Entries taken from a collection
○ ○ ○ ○ ○ ○ ○

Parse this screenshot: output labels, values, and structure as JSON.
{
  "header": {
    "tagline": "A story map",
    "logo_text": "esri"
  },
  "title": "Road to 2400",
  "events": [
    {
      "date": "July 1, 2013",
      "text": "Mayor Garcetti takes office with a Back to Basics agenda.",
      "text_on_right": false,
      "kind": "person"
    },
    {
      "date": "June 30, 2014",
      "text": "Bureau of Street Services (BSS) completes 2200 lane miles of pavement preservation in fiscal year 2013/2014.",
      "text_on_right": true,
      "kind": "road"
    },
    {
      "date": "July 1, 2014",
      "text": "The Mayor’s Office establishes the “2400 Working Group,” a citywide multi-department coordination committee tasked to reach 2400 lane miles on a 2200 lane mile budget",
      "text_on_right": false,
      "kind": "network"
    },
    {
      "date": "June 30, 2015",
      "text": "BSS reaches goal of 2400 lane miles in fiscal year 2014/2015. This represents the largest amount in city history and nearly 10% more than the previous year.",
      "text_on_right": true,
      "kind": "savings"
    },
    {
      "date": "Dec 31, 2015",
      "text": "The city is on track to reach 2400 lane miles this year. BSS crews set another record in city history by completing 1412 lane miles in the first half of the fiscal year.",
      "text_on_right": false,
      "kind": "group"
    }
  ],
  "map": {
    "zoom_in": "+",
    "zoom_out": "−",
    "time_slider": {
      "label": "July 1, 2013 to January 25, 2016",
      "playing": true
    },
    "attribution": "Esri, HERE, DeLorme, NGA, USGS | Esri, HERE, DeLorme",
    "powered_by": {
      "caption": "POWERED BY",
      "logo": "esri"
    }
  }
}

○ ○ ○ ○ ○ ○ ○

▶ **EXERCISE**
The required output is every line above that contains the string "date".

▶ **COMPLETED EXERCISE**
      "date": "July 1, 2013",
      "date": "June 30, 2014",
      "date": "July 1, 2014",
      "date": "June 30, 2015",
      "date": "Dec 31, 2015",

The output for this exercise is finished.